Sharon Basaraba, an award-winning reporter and senior scientific communications advisor for Alberta Health Services in Alberta, Canada shared in “very well mind” that conventional wisdom tells us that it takes about four weeks to build a habit. But is that really true? If you’re trying to eat more nutritiously or live an anti-aging lifestyle generally, how long will it take for a new healthy habit to stick?
There’s no doubt that establishing regular healthy habits (or breaking bad ones) can improve your longevity. Once healthy behaviors — like quitting smoking, drinking only in moderation, or getting regular exercise — are entrenched into your regular schedule, you’re more likely to do them consistently.
Despite that, there’s surprisingly little research on how much time is actually required to establish a new habit. University College London epidemiologist Phillippa Lally examined the habit formation process in everyday life. Her study was published in 2010 in the European Journal of Social Psychology.
How Is a Habit Defined?
Doing something for the first time takes preparation and intention. With consistency, less attention thought, or effort must be paid. Lally describes a habit as a behavior that is repeated often enough so that over time, less conscious thought is required to make it happen.

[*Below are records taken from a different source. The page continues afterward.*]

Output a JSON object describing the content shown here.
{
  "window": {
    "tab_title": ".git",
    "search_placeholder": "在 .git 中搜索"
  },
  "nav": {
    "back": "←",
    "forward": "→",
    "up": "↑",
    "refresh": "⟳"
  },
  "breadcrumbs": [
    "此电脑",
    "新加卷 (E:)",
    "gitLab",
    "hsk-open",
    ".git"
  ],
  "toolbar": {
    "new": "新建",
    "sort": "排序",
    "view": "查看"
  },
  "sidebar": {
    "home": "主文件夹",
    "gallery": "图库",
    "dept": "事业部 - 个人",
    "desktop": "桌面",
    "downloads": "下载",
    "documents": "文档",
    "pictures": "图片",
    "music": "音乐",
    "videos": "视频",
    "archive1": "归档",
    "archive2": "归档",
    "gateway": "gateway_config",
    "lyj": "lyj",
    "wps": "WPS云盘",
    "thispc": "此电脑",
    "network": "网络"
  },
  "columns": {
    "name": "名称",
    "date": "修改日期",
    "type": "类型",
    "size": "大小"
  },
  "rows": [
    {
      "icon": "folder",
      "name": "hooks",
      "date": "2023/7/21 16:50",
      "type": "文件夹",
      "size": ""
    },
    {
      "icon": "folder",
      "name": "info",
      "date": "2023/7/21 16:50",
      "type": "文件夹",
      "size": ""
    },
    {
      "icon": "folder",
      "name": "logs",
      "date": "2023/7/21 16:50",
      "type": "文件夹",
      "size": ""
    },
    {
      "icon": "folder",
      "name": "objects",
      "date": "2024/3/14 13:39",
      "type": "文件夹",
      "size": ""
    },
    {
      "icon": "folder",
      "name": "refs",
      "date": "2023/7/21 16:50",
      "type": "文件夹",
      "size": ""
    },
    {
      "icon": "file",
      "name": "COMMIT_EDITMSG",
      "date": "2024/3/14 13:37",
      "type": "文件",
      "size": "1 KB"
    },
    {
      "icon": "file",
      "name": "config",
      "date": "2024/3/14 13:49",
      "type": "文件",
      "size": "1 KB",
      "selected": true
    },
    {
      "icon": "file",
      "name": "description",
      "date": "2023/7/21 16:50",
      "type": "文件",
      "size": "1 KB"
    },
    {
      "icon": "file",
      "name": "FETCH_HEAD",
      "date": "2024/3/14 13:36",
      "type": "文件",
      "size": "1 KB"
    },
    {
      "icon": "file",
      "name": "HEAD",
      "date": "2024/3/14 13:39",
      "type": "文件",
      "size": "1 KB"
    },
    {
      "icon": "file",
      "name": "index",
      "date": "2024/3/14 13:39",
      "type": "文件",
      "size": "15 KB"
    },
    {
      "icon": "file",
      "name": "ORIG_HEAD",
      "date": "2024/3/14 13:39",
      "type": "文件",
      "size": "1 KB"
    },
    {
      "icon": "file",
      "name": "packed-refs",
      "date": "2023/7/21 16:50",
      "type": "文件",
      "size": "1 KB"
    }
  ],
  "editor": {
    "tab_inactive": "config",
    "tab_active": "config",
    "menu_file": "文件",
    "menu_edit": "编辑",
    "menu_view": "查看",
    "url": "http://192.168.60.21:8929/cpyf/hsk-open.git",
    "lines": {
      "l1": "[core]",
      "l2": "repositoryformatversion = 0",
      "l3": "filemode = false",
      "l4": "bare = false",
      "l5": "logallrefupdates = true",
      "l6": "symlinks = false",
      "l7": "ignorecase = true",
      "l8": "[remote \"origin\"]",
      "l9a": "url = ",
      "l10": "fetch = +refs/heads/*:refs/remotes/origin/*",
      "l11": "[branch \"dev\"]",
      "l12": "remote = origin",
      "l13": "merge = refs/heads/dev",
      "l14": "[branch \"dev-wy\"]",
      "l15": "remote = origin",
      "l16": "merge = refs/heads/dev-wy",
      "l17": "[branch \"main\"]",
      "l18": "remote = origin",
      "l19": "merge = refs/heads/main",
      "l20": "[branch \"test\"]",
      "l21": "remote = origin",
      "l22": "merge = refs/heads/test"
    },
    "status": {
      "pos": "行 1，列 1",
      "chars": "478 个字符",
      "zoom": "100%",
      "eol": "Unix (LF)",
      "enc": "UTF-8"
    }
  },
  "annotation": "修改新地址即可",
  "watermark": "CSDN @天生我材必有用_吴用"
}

Rather, cues in a person’s environment or situations begin to trigger the behavior as an automatic response: it’s bedtime, so you brush your teeth (teeth-brushing has thus become a habit).
- It’s efficient
- You’re less aware that you’re doing it
- It’s unintentional
- It’s less controllable